James Hunter
happened to have a trio gig at The Fridge Bar in Brixton. So that's where we met for the first time in '98. Not exactly the regular R&B circuit but more of a youthful bar, the speakers providing a loud mixture of modern jazz, reggae and dance stuff. Big Joe Louis introduced us to him.

The trio opened up with "A Lover's Question" (a bit of a culture shock for the kids more likely, James said later), continuing with "Hallelujah I Love Her So", then a Johnny Burnette song, an early James Brown vehicle... All delivered with an impish enthusiasm. That voice just killed me. Sam Cooke lived! Great backup too with Jason Wilson on standup bass - I do not remember the drummer's name.

I had heard James sing on stage before back in the 80's at the Dublin Castle pub in London. At that time he was leading a 50's style R&B outfit called Howlin' Wilf & The Vee-Jays. Playing Chicago blues of course, but often a bit tongue-in-cheek. The lead guitarist was NOT James incidentally - it was a girl named Dot.

James was a great vocalist then, sure, but since then he had refined the whole approach. His talents as a soul singer had developed immensely, and the ACE album he released in '96 (featuring two duets with his longtime friend Van Morrison) proved once and for all that he, himself, was a true ace in the British R&B deck of cards.

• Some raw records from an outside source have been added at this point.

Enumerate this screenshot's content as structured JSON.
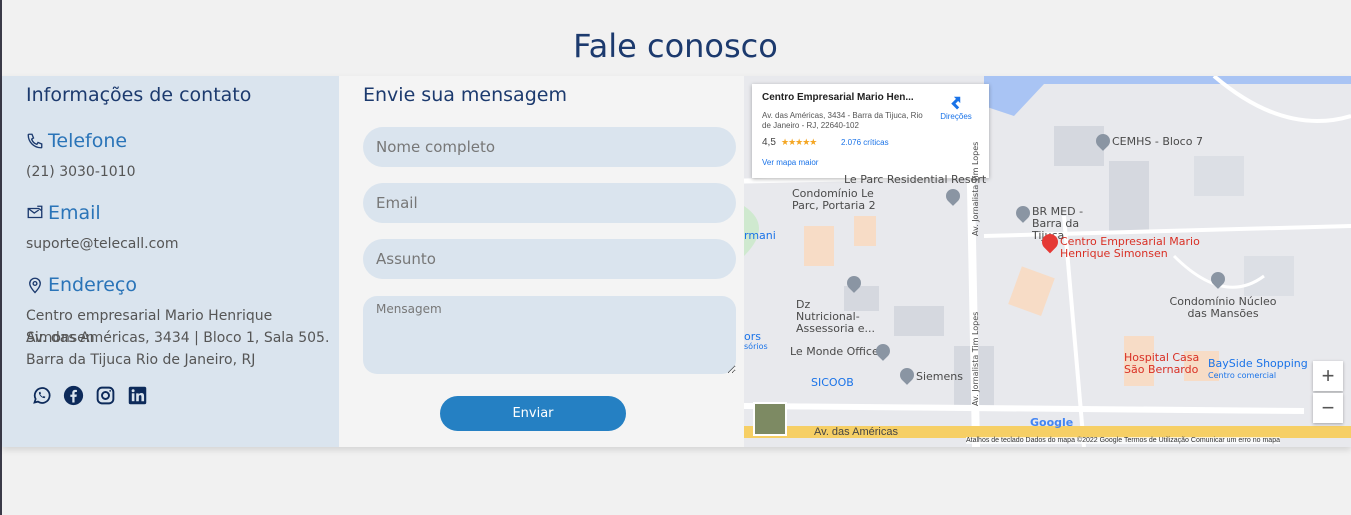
{
  "page": {
    "title": "Fale conosco"
  },
  "contact": {
    "heading": "Informações de contato",
    "phone": {
      "label": "Telefone",
      "value": "(21) 3030-1010"
    },
    "email": {
      "label": "Email",
      "value": "suporte@telecall.com"
    },
    "address": {
      "label": "Endereço",
      "line1": "Centro empresarial Mario Henrique Simonsen",
      "line2": "Av. das Américas, 3434 | Bloco 1, Sala 505.",
      "line3": "Barra da Tijuca Rio de Janeiro, RJ"
    },
    "socials": [
      "whatsapp-icon",
      "facebook-icon",
      "instagram-icon",
      "linkedin-icon"
    ]
  },
  "form": {
    "heading": "Envie sua mensagem",
    "name_placeholder": "Nome completo",
    "email_placeholder": "Email",
    "subject_placeholder": "Assunto",
    "message_placeholder": "Mensagem",
    "submit_label": "Enviar"
  },
  "map": {
    "card": {
      "title": "Centro Empresarial Mario Hen...",
      "address": "Av. das Américas, 3434 - Barra da Tijuca, Rio de Janeiro - RJ, 22640-102",
      "rating": "4,5",
      "stars": "★★★★★",
      "reviews": "2.076 críticas",
      "larger_map": "Ver mapa maior",
      "directions": "Direções"
    },
    "labels": {
      "cemhs": "CEMHS - Bloco 7",
      "leparc": "Le Parc Residential Resort",
      "condominio_leparc": "Condomínio Le Parc, Portaria 2",
      "brmed": "BR MED - Barra da Tijuca",
      "target": "Centro Empresarial Mario Henrique Simonsen",
      "armani": "rmani",
      "dz": "Dz Nutricional- Assessoria e...",
      "condominio_nucleo": "Condomínio Núcleo das Mansões",
      "lemonde": "Le Monde Office",
      "ors": "ors",
      "sorios": "sórios",
      "hospital": "Hospital Casa São Bernardo",
      "bayside": "BaySide Shopping",
      "bayside_sub": "Centro comercial",
      "sicoob": "SICOOB",
      "siemens": "Siemens",
      "street_tim": "Av. Jornalista Tim Lopes",
      "street_americas": "Av. das Américas",
      "google": "Google"
    },
    "zoom_in": "+",
    "zoom_out": "−",
    "attribution": "Atalhos de teclado   Dados do mapa ©2022 Google   Termos de Utilização   Comunicar um erro no mapa"
  }
}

We met again - and again. James is excellent company, entertaining you with weird stories from the world of music - or by sitting on his bed, singing his latest songwriting effort accompanying himself on his unplugged Les Paul. Strange thing is: in that setting he still sounds exactly like on his records. That voice - how does he do it?